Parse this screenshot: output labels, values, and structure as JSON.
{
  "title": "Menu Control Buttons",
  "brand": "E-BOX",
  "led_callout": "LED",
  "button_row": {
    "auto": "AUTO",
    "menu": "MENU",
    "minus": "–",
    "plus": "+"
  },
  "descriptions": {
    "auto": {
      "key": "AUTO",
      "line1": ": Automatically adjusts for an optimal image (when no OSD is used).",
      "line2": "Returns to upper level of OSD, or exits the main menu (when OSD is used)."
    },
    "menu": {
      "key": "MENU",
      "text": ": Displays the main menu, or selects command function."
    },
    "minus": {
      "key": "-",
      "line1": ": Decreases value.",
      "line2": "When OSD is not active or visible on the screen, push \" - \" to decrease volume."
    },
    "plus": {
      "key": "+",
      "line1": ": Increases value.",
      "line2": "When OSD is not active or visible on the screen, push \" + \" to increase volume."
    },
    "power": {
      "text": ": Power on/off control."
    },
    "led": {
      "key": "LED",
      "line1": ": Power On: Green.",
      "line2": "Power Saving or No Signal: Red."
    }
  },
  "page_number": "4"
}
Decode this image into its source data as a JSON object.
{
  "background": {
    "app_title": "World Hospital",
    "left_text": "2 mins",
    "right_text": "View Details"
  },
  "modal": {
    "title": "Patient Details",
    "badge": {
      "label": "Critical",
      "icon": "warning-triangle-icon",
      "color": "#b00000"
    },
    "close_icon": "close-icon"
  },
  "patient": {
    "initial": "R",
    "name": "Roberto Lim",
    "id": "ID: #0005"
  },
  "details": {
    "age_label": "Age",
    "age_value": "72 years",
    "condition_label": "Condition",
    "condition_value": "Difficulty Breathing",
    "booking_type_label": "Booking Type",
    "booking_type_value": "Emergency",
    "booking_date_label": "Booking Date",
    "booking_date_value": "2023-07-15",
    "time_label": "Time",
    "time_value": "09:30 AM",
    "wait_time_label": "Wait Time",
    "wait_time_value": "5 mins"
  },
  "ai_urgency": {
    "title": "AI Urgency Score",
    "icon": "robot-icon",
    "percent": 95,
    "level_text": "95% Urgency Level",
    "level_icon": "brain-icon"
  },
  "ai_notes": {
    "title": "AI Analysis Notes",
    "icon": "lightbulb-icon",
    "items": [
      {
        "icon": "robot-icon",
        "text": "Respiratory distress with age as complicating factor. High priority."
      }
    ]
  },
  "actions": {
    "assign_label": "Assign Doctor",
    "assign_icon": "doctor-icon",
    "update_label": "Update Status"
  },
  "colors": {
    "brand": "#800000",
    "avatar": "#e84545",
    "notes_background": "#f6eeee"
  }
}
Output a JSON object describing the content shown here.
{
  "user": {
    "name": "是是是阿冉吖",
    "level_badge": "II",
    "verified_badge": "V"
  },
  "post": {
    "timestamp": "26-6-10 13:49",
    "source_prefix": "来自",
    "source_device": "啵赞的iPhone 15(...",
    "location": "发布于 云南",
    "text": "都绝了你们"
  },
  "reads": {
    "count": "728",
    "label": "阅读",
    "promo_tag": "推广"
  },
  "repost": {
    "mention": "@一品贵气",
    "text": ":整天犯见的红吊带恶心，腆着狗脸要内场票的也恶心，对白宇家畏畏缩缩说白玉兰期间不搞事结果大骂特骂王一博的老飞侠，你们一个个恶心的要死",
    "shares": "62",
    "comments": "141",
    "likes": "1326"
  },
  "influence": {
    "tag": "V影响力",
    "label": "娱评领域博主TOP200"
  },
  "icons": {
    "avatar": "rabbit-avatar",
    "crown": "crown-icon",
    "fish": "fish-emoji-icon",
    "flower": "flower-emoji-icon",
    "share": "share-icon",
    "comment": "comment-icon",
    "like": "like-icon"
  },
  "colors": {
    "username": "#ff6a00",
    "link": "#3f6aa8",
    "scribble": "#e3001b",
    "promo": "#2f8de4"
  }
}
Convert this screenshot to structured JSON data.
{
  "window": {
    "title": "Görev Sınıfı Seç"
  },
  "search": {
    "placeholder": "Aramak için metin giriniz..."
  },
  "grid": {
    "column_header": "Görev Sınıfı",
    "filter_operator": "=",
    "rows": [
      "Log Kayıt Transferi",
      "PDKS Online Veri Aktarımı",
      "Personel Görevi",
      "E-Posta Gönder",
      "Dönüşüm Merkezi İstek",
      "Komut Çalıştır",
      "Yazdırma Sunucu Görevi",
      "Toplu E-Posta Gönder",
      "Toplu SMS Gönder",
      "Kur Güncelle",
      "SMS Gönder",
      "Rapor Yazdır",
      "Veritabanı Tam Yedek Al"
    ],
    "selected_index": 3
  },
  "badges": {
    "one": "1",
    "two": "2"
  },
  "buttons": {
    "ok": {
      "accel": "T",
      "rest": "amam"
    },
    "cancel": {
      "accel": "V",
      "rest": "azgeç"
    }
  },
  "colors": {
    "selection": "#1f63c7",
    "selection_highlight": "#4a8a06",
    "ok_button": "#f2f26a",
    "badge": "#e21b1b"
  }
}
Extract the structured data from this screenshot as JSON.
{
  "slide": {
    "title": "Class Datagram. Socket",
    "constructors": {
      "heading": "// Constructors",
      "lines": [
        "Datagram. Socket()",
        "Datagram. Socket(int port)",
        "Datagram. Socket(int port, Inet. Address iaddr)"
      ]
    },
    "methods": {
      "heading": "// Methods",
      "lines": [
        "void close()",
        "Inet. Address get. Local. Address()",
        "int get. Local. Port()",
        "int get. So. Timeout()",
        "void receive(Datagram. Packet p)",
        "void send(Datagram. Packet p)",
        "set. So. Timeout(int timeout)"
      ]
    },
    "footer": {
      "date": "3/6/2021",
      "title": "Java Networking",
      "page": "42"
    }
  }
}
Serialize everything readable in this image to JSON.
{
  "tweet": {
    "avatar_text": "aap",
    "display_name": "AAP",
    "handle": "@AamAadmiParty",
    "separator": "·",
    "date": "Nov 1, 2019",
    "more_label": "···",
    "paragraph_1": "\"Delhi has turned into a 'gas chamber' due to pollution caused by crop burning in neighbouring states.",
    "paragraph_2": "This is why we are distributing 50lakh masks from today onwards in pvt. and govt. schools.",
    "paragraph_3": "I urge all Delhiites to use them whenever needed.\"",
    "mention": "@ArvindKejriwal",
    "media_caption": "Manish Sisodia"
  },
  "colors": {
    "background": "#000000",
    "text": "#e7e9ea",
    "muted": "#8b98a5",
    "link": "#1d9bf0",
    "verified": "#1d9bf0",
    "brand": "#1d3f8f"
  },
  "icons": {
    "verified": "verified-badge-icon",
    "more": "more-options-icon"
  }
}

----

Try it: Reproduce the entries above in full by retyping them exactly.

Solution below:
Parse this screenshot: output labels, values, and structure as JSON.
{
  "title": "Menu Control Buttons",
  "brand": "E-BOX",
  "led_callout": "LED",
  "button_row": {
    "auto": "AUTO",
    "menu": "MENU",
    "minus": "–",
    "plus": "+"
  },
  "descriptions": {
    "auto": {
      "key": "AUTO",
      "line1": ": Automatically adjusts for an optimal image (when no OSD is used).",
      "line2": "Returns to upper level of OSD, or exits the main menu (when OSD is used)."
    },
    "menu": {
      "key": "MENU",
      "text": ": Displays the main menu, or selects command function."
    },
    "minus": {
      "key": "-",
      "line1": ": Decreases value.",
      "line2": "When OSD is not active or visible on the screen, push \" - \" to decrease volume."
    },
    "plus": {
      "key": "+",
      "line1": ": Increases value.",
      "line2": "When OSD is not active or visible on the screen, push \" + \" to increase volume."
    },
    "power": {
      "text": ": Power on/off control."
    },
    "led": {
      "key": "LED",
      "line1": ": Power On: Green.",
      "line2": "Power Saving or No Signal: Red."
    }
  },
  "page_number": "4"
}
Decode this image into its source data as a JSON object.
{
  "background": {
    "app_title": "World Hospital",
    "left_text": "2 mins",
    "right_text": "View Details"
  },
  "modal": {
    "title": "Patient Details",
    "badge": {
      "label": "Critical",
      "icon": "warning-triangle-icon",
      "color": "#b00000"
    },
    "close_icon": "close-icon"
  },
  "patient": {
    "initial": "R",
    "name": "Roberto Lim",
    "id": "ID: #0005"
  },
  "details": {
    "age_label": "Age",
    "age_value": "72 years",
    "condition_label": "Condition",
    "condition_value": "Difficulty Breathing",
    "booking_type_label": "Booking Type",
    "booking_type_value": "Emergency",
    "booking_date_label": "Booking Date",
    "booking_date_value": "2023-07-15",
    "time_label": "Time",
    "time_value": "09:30 AM",
    "wait_time_label": "Wait Time",
    "wait_time_value": "5 mins"
  },
  "ai_urgency": {
    "title": "AI Urgency Score",
    "icon": "robot-icon",
    "percent": 95,
    "level_text": "95% Urgency Level",
    "level_icon": "brain-icon"
  },
  "ai_notes": {
    "title": "AI Analysis Notes",
    "icon": "lightbulb-icon",
    "items": [
      {
        "icon": "robot-icon",
        "text": "Respiratory distress with age as complicating factor. High priority."
      }
    ]
  },
  "actions": {
    "assign_label": "Assign Doctor",
    "assign_icon": "doctor-icon",
    "update_label": "Update Status"
  },
  "colors": {
    "brand": "#800000",
    "avatar": "#e84545",
    "notes_background": "#f6eeee"
  }
}
Output a JSON object describing the content shown here.
{
  "user": {
    "name": "是是是阿冉吖",
    "level_badge": "II",
    "verified_badge": "V"
  },
  "post": {
    "timestamp": "26-6-10 13:49",
    "source_prefix": "来自",
    "source_device": "啵赞的iPhone 15(...",
    "location": "发布于 云南",
    "text": "都绝了你们"
  },
  "reads": {
    "count": "728",
    "label": "阅读",
    "promo_tag": "推广"
  },
  "repost": {
    "mention": "@一品贵气",
    "text": ":整天犯见的红吊带恶心，腆着狗脸要内场票的也恶心，对白宇家畏畏缩缩说白玉兰期间不搞事结果大骂特骂王一博的老飞侠，你们一个个恶心的要死",
    "shares": "62",
    "comments": "141",
    "likes": "1326"
  },
  "influence": {
    "tag": "V影响力",
    "label": "娱评领域博主TOP200"
  },
  "icons": {
    "avatar": "rabbit-avatar",
    "crown": "crown-icon",
    "fish": "fish-emoji-icon",
    "flower": "flower-emoji-icon",
    "share": "share-icon",
    "comment": "comment-icon",
    "like": "like-icon"
  },
  "colors": {
    "username": "#ff6a00",
    "link": "#3f6aa8",
    "scribble": "#e3001b",
    "promo": "#2f8de4"
  }
}
Convert this screenshot to structured JSON data.
{
  "window": {
    "title": "Görev Sınıfı Seç"
  },
  "search": {
    "placeholder": "Aramak için metin giriniz..."
  },
  "grid": {
    "column_header": "Görev Sınıfı",
    "filter_operator": "=",
    "rows": [
      "Log Kayıt Transferi",
      "PDKS Online Veri Aktarımı",
      "Personel Görevi",
      "E-Posta Gönder",
      "Dönüşüm Merkezi İstek",
      "Komut Çalıştır",
      "Yazdırma Sunucu Görevi",
      "Toplu E-Posta Gönder",
      "Toplu SMS Gönder",
      "Kur Güncelle",
      "SMS Gönder",
      "Rapor Yazdır",
      "Veritabanı Tam Yedek Al"
    ],
    "selected_index": 3
  },
  "badges": {
    "one": "1",
    "two": "2"
  },
  "buttons": {
    "ok": {
      "accel": "T",
      "rest": "amam"
    },
    "cancel": {
      "accel": "V",
      "rest": "azgeç"
    }
  },
  "colors": {
    "selection": "#1f63c7",
    "selection_highlight": "#4a8a06",
    "ok_button": "#f2f26a",
    "badge": "#e21b1b"
  }
}
Extract the structured data from this screenshot as JSON.
{
  "slide": {
    "title": "Class Datagram. Socket",
    "constructors": {
      "heading": "// Constructors",
      "lines": [
        "Datagram. Socket()",
        "Datagram. Socket(int port)",
        "Datagram. Socket(int port, Inet. Address iaddr)"
      ]
    },
    "methods": {
      "heading": "// Methods",
      "lines": [
        "void close()",
        "Inet. Address get. Local. Address()",
        "int get. Local. Port()",
        "int get. So. Timeout()",
        "void receive(Datagram. Packet p)",
        "void send(Datagram. Packet p)",
        "set. So. Timeout(int timeout)"
      ]
    },
    "footer": {
      "date": "3/6/2021",
      "title": "Java Networking",
      "page": "42"
    }
  }
}
Serialize everything readable in this image to JSON.
{
  "tweet": {
    "avatar_text": "aap",
    "display_name": "AAP",
    "handle": "@AamAadmiParty",
    "separator": "·",
    "date": "Nov 1, 2019",
    "more_label": "···",
    "paragraph_1": "\"Delhi has turned into a 'gas chamber' due to pollution caused by crop burning in neighbouring states.",
    "paragraph_2": "This is why we are distributing 50lakh masks from today onwards in pvt. and govt. schools.",
    "paragraph_3": "I urge all Delhiites to use them whenever needed.\"",
    "mention": "@ArvindKejriwal",
    "media_caption": "Manish Sisodia"
  },
  "colors": {
    "background": "#000000",
    "text": "#e7e9ea",
    "muted": "#8b98a5",
    "link": "#1d9bf0",
    "verified": "#1d9bf0",
    "brand": "#1d3f8f"
  },
  "icons": {
    "verified": "verified-badge-icon",
    "more": "more-options-icon"
  }
}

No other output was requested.